> _Source data_
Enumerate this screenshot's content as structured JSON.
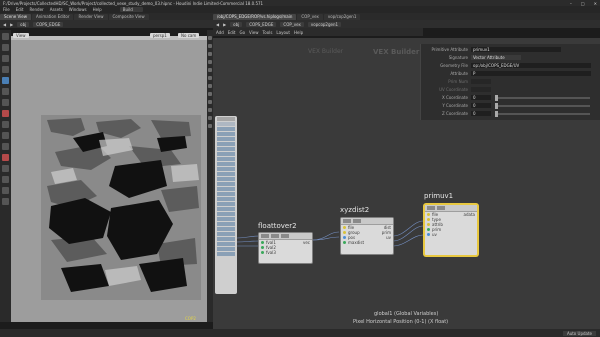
{
  "window": {
    "title": "F:/Drive/Projects/CollectedHD/SC_Work/Project/collected_vexe_study_demo_03.hipnc - Houdini Indie Limited-Commercial 18.0.571"
  },
  "menubar": {
    "items": [
      "File",
      "Edit",
      "Render",
      "Assets",
      "Windows",
      "Help"
    ],
    "desktop": "Build"
  },
  "left_tabs": [
    "Scene View",
    "Animation Editor",
    "Render View",
    "Composite View"
  ],
  "right_tabs": [
    "/obj/COPS_EDGE/ROP/vs.hiplogs/main",
    "COP_vex",
    "vop/cop2gen1"
  ],
  "left_path": {
    "obj": "obj",
    "node": "COPS_EDGE"
  },
  "right_path": {
    "items": [
      "obj",
      "COPS_EDGE",
      "COP_vex",
      "vopcop2gen1"
    ]
  },
  "right_menu": [
    "Add",
    "Edit",
    "Go",
    "View",
    "Tools",
    "Layout",
    "Help"
  ],
  "viewport": {
    "label": "View",
    "badge_left": "1",
    "badge_mid": "persp1",
    "badge_right": "No cam",
    "bottom_label": "COP2"
  },
  "network": {
    "bg_title": "VEX Builder",
    "bg_subtitle": "VEX Builder"
  },
  "params": {
    "node_type": "Primitive Attribute",
    "node_name": "primuv1",
    "rows": [
      {
        "label": "Signature",
        "value": "Vector Attribute"
      },
      {
        "label": "Geometry File",
        "value": "op:/obj/COPS_EDGE/UV"
      },
      {
        "label": "Attribute",
        "value": "P"
      },
      {
        "label": "Prim Num",
        "value": ""
      },
      {
        "label": "UV Coordinate",
        "value": ""
      },
      {
        "label": "X Coordinate",
        "value": "0"
      },
      {
        "label": "Y Coordinate",
        "value": "0"
      },
      {
        "label": "Z Coordinate",
        "value": "0"
      }
    ]
  },
  "nodes": {
    "global": {
      "title": ""
    },
    "floattover": {
      "title": "floattover2",
      "in": [
        "fval1",
        "fval2",
        "fval3"
      ],
      "out": "vec"
    },
    "xyzdist": {
      "title": "xyzdist2",
      "in": [
        "file",
        "group",
        "pos",
        "maxdist"
      ],
      "out": [
        "dist",
        "prim",
        "uv"
      ]
    },
    "primuv": {
      "title": "primuv1",
      "in": [
        "file",
        "type",
        "attrib",
        "prim",
        "uv"
      ],
      "out": "adata"
    }
  },
  "info": {
    "line1": "global1 (Global Variables)",
    "line2": "Pixel Horizontal Position (0-1) (X float)"
  },
  "status": {
    "button": "Auto Update"
  },
  "colors": {
    "port_green": "#3aa85a",
    "port_blue": "#4c8fd6",
    "port_yellow": "#d8c23a",
    "selection": "#e8c840"
  }
}
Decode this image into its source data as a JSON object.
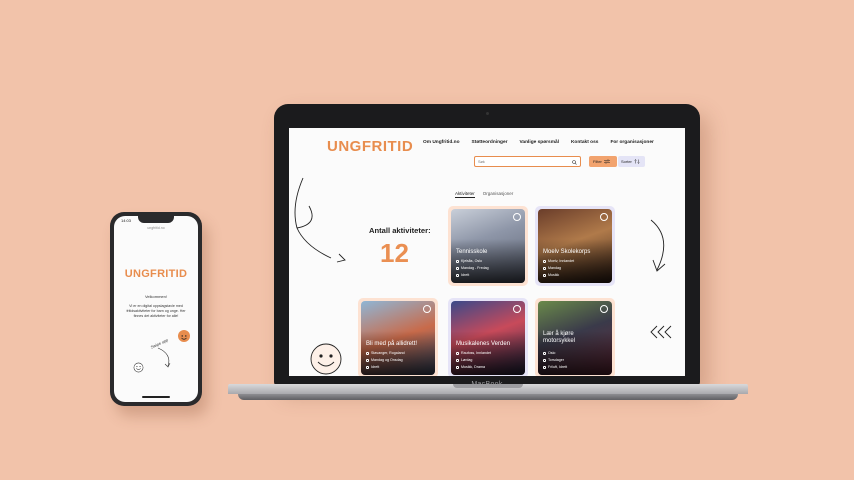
{
  "phone": {
    "time": "14:03",
    "url": "ungfritid.no",
    "logo": "UNGFRITID",
    "welcome": "Velkommen!",
    "intro": "Vi er en digital oppslagstavle med fritidsaktiviteter for barn og unge. Her finnes det aktiviteter for alle!",
    "swipe": "Swipe opp"
  },
  "laptop": {
    "brand": "MacBook"
  },
  "site": {
    "logo": "UNGFRITID",
    "nav": [
      "Om Ungfritid.no",
      "Støtteordninger",
      "Vanlige spørsmål",
      "Kontakt oss",
      "For organisasjoner"
    ],
    "search_placeholder": "Søk",
    "filter_label": "Filter",
    "sort_label": "Sorter",
    "tabs": [
      "Aktiviteter",
      "Organisasjoner"
    ],
    "count_label": "Antall aktiviteter:",
    "count_value": "12",
    "cards": [
      {
        "title": "Tennisskole",
        "place": "Kjelsås, Oslo",
        "time": "Mandag - Fredag",
        "category": "Idrett"
      },
      {
        "title": "Moelv Skolekorps",
        "place": "Moelv, Innlandet",
        "time": "Mandag",
        "category": "Musikk"
      },
      {
        "title": "Bli med på allidrett!",
        "place": "Stavanger, Rogaland",
        "time": "Mandag og Onsdag",
        "category": "Idrett"
      },
      {
        "title": "Musikalenes Verden",
        "place": "Raufoss, Innlandet",
        "time": "Lørdag",
        "category": "Musikk, Drama"
      },
      {
        "title": "Lær å kjøre motorsykkel",
        "place": "Oslo",
        "time": "Torsdager",
        "category": "Friluft, Idrett"
      }
    ]
  },
  "colors": {
    "accent": "#e88d4e",
    "background": "#f2c3aa",
    "sort": "#e4e4f6"
  }
}
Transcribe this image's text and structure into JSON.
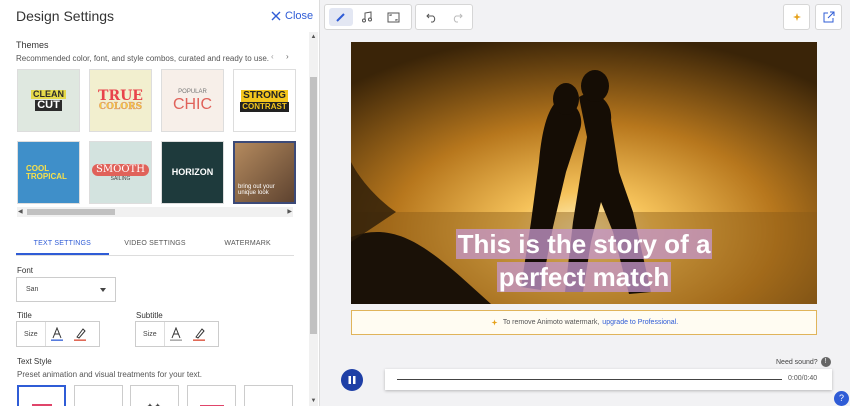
{
  "panel": {
    "title": "Design Settings",
    "close_label": "Close"
  },
  "themes": {
    "heading": "Themes",
    "subtitle": "Recommended color, font, and style combos, curated and ready to use.",
    "tiles": [
      {
        "lines": [
          "CLEAN",
          "CUT"
        ],
        "bg": "#dfe8e0"
      },
      {
        "lines": [
          "TRUE",
          "COLORS"
        ],
        "bg": "#f2efcf"
      },
      {
        "lines": [
          "POPULAR",
          "CHIC"
        ],
        "bg": "#f7efe9"
      },
      {
        "lines": [
          "STRONG",
          "CONTRAST"
        ],
        "bg": "#ffffff"
      },
      {
        "lines": [
          "COOL",
          "TROPICAL"
        ],
        "bg": "#3f8fc9"
      },
      {
        "lines": [
          "SMOOTH",
          "SAILING"
        ],
        "bg": "#d3e3df"
      },
      {
        "lines": [
          "HORIZON"
        ],
        "bg": "#1e3a3c"
      },
      {
        "lines": [
          "bring out your",
          "unique look"
        ],
        "bg": "#8a6a4c"
      }
    ]
  },
  "tabs": [
    "TEXT SETTINGS",
    "VIDEO SETTINGS",
    "WATERMARK"
  ],
  "font": {
    "label": "Font",
    "value": "San"
  },
  "title_ctrl": {
    "label": "Title",
    "size_label": "Size"
  },
  "subtitle_ctrl": {
    "label": "Subtitle",
    "size_label": "Size"
  },
  "text_style": {
    "label": "Text Style",
    "subtitle": "Preset animation and visual treatments for your text."
  },
  "video": {
    "caption_line1": "This is the story of a",
    "caption_line2": "perfect match"
  },
  "watermark_notice": {
    "text": "To remove Animoto watermark,",
    "link": "upgrade to Professional."
  },
  "player": {
    "need_sound": "Need sound?",
    "time": "0:00/0:40"
  },
  "colors": {
    "accent": "#2f5cd6",
    "play": "#1e3fa6"
  }
}
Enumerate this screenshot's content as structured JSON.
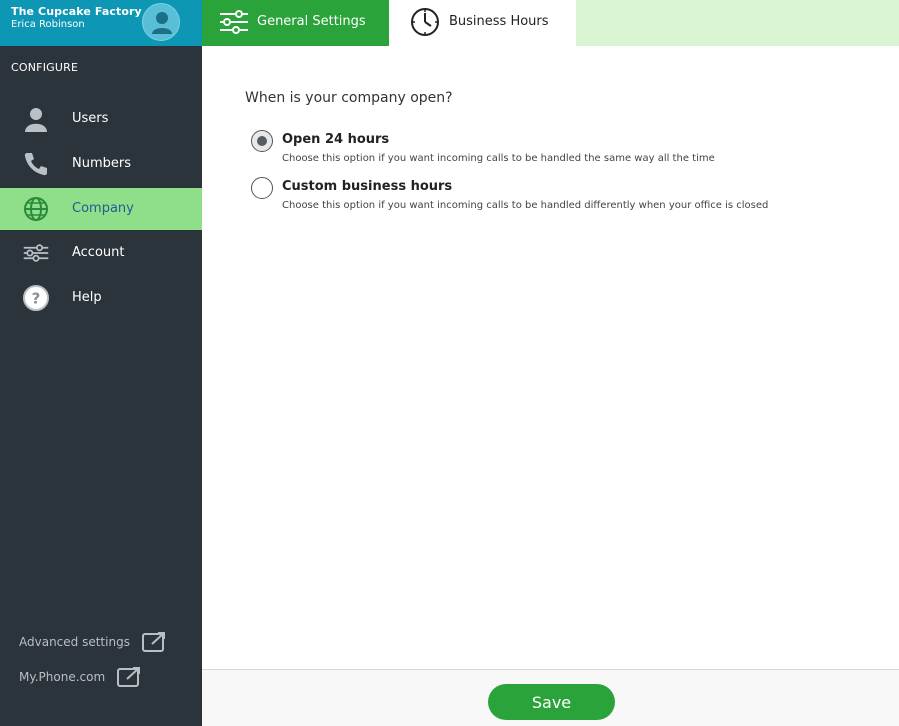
{
  "brand": {
    "company": "The Cupcake Factory",
    "user": "Erica Robinson"
  },
  "sidebar": {
    "section_label": "CONFIGURE",
    "items": [
      {
        "label": "Users",
        "icon": "user-icon",
        "active": false
      },
      {
        "label": "Numbers",
        "icon": "phone-icon",
        "active": false
      },
      {
        "label": "Company",
        "icon": "globe-icon",
        "active": true
      },
      {
        "label": "Account",
        "icon": "sliders-icon",
        "active": false
      },
      {
        "label": "Help",
        "icon": "help-icon",
        "active": false
      }
    ],
    "footer_links": [
      {
        "label": "Advanced settings",
        "icon": "external-link-icon"
      },
      {
        "label": "My.Phone.com",
        "icon": "external-link-icon"
      }
    ]
  },
  "tabs": [
    {
      "label": "General Settings",
      "icon": "sliders-icon",
      "selected": false
    },
    {
      "label": "Business Hours",
      "icon": "clock-icon",
      "selected": true
    }
  ],
  "main": {
    "question": "When is your company open?",
    "options": [
      {
        "title": "Open 24 hours",
        "description": "Choose this option if you want incoming calls to be handled the same way all the time",
        "checked": true
      },
      {
        "title": "Custom business hours",
        "description": "Choose this option if you want incoming calls to be handled differently when your office is closed",
        "checked": false
      }
    ]
  },
  "actions": {
    "save_label": "Save"
  },
  "colors": {
    "sidebar_bg": "#2c343b",
    "brand_bg": "#0e96b5",
    "accent_green": "#2aa33a",
    "active_nav_bg": "#8fdf8a",
    "active_nav_text": "#1c5f93",
    "tab_strip_bg": "#d9f5d4"
  }
}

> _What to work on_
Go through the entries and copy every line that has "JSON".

> _Task result_
Enumerate this screenshot's content as structured JSON.
Decode this image into its source data as a JSON object.
Transcribe this image's text and structure into JSON.
Enumerate this screenshot's content as structured JSON.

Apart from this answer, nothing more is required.